DeBernardo was referring to Mario Grech, 63, who serves at the Vatican as secretary general of the Synod of Bishops office and who formerly headed the diocese on the Maltese island of Gozo.
“Since naming cardinals also affects who the next pontiff will be, the pope also shows that he is planning for the future of the church to continue in this affirming posture on issues of sexual orientation and gender identity,” the U.S.-based DeBernardo said in a written statement.
Not all of the pope's picks might stir positive recollections.
In 2010, while preaching at a Good Friday service attended by the then-pope, Benedict XVI, Cantalamessa upset both Jewish and sex abuse survivors’ groups when he likened allegations that the pontiff had covered up sex abuse cases against clerics to the “more shameful aspects of anti-Semitism.” The Vatican quickly distanced Benedict from Cantalamessa’s remarks.
Nine of the new cardinals are younger than 80, and thus eligible to elect the next pontiff in a secret conclave. Some cardinals head powerful Vatican offices, and pontiffs frequently turn to cardinals for advice.
No details were immediately given by the Vatican about the formal ceremony to make the churchmen cardinals, especially in view of travel restrictions involving many countries during the COVID-19 pandemic.
As he has in other groups of cardinals he tapped in his papacy, Francis in this selection reflected the global nature of the Catholic Church and his flock of 1.2 billion Catholics.
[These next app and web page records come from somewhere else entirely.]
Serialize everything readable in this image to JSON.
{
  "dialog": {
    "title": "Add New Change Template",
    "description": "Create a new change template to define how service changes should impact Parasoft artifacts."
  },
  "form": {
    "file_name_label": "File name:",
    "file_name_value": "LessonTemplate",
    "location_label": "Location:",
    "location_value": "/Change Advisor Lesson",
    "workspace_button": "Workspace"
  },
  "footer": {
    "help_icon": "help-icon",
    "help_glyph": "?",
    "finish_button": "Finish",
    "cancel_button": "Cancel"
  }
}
Others receiving the honor include Monsignor Marcello Semeraro, an Italian serving as prefect of the Vatican office which runs the saint-making process; Bishop Cornelius Sim, a Brunei native who serves as apostolic vicar of Brunei; the Italian archbishop of Siena and nearby towns in Tuscany, Augusto Lojudice; the retired bishop of San Cristobal de las Casas, Mexico, Monsignor Felipe Arizmendi Esquivel; and an Italian former Vatican diplomat, Archbishop Silvano Tomasi.
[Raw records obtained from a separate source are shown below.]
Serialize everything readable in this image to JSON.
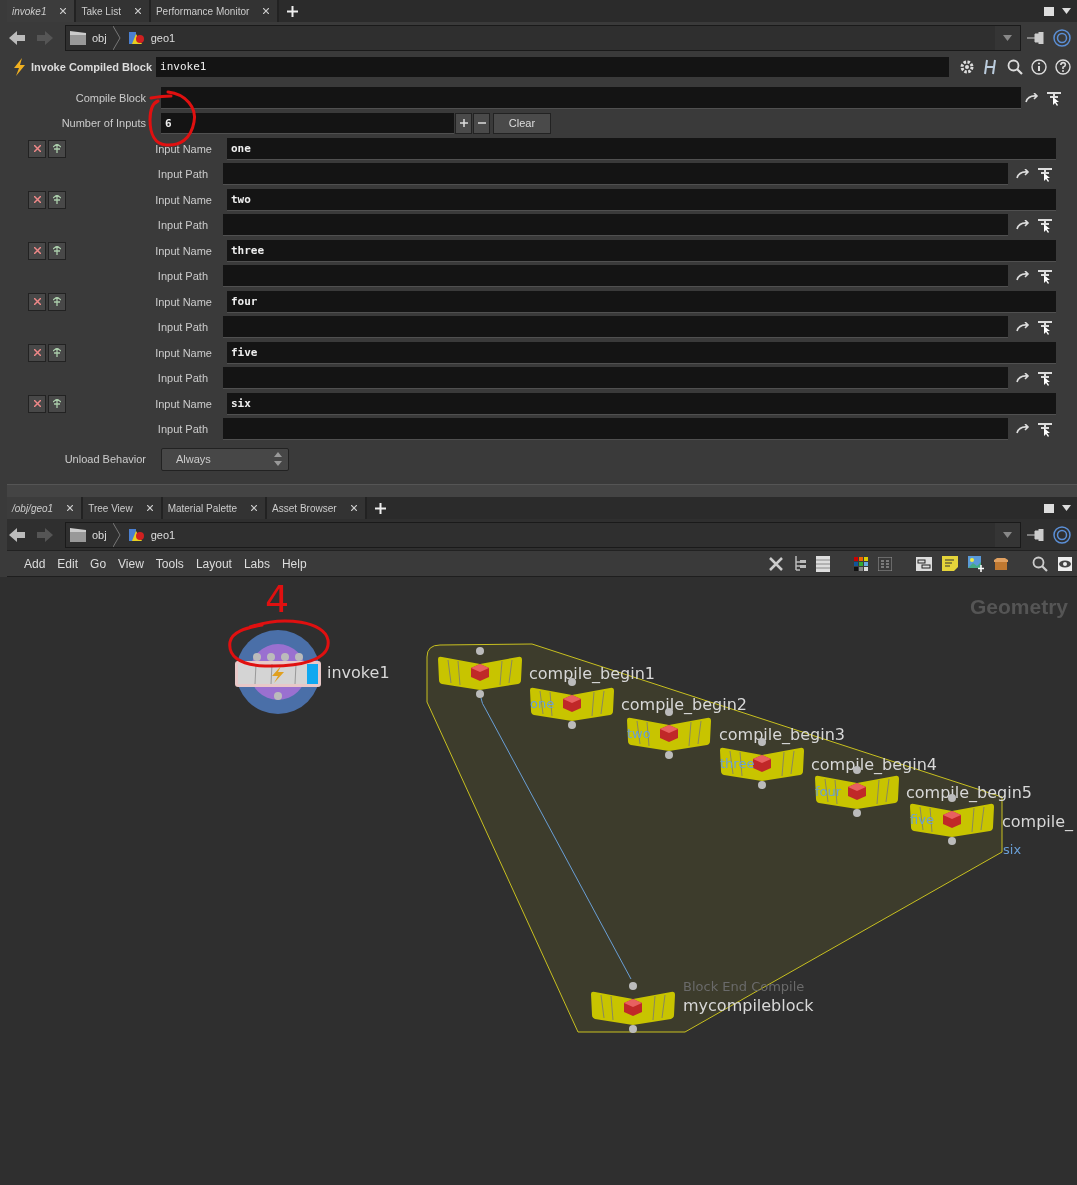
{
  "params_pane": {
    "tabs": [
      {
        "label": "invoke1",
        "selected": true
      },
      {
        "label": "Take List",
        "selected": false
      },
      {
        "label": "Performance Monitor",
        "selected": false
      }
    ],
    "path": [
      "obj",
      "geo1"
    ],
    "node_type": "Invoke Compiled Block",
    "node_name": "invoke1",
    "compile_block": {
      "label": "Compile Block"
    },
    "num_inputs": {
      "label": "Number of Inputs",
      "value": "6",
      "clear": "Clear"
    },
    "inputs": [
      {
        "name_label": "Input Name",
        "name": "one",
        "path_label": "Input Path"
      },
      {
        "name_label": "Input Name",
        "name": "two",
        "path_label": "Input Path"
      },
      {
        "name_label": "Input Name",
        "name": "three",
        "path_label": "Input Path"
      },
      {
        "name_label": "Input Name",
        "name": "four",
        "path_label": "Input Path"
      },
      {
        "name_label": "Input Name",
        "name": "five",
        "path_label": "Input Path"
      },
      {
        "name_label": "Input Name",
        "name": "six",
        "path_label": "Input Path"
      }
    ],
    "unload": {
      "label": "Unload Behavior",
      "value": "Always"
    }
  },
  "network_pane": {
    "tabs": [
      {
        "label": "/obj/geo1",
        "selected": true
      },
      {
        "label": "Tree View",
        "selected": false
      },
      {
        "label": "Material Palette",
        "selected": false
      },
      {
        "label": "Asset Browser",
        "selected": false
      }
    ],
    "path": [
      "obj",
      "geo1"
    ],
    "menu": [
      "Add",
      "Edit",
      "Go",
      "View",
      "Tools",
      "Layout",
      "Labs",
      "Help"
    ],
    "context_label": "Geometry",
    "nodes": [
      {
        "kind": "invoke",
        "name": "invoke1"
      },
      {
        "kind": "begin",
        "name": "compile_begin1"
      },
      {
        "kind": "begin",
        "name": "compile_begin2",
        "input_label": "one"
      },
      {
        "kind": "begin",
        "name": "compile_begin3",
        "input_label": "two"
      },
      {
        "kind": "begin",
        "name": "compile_begin4",
        "input_label": "three"
      },
      {
        "kind": "begin",
        "name": "compile_begin5",
        "input_label": "four"
      },
      {
        "kind": "begin",
        "name": "compile_",
        "input_label": "five",
        "output_label": "six"
      },
      {
        "kind": "end",
        "type_label": "Block End Compile",
        "name": "mycompileblock"
      }
    ]
  },
  "annotations": [
    {
      "kind": "circle"
    },
    {
      "kind": "stroke"
    },
    {
      "kind": "circle"
    },
    {
      "kind": "text",
      "text": "4"
    }
  ]
}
Churchmen over 80 who are named cardinals are chosen to honor their life of service to the church. Those in this batch too old to vote in a conclave are Cantalamessa, Tomasi, Feroci and Arizmendi Esquivel.
David Crary in New York and Elana Schor in Washington, D.C., contributed reporting.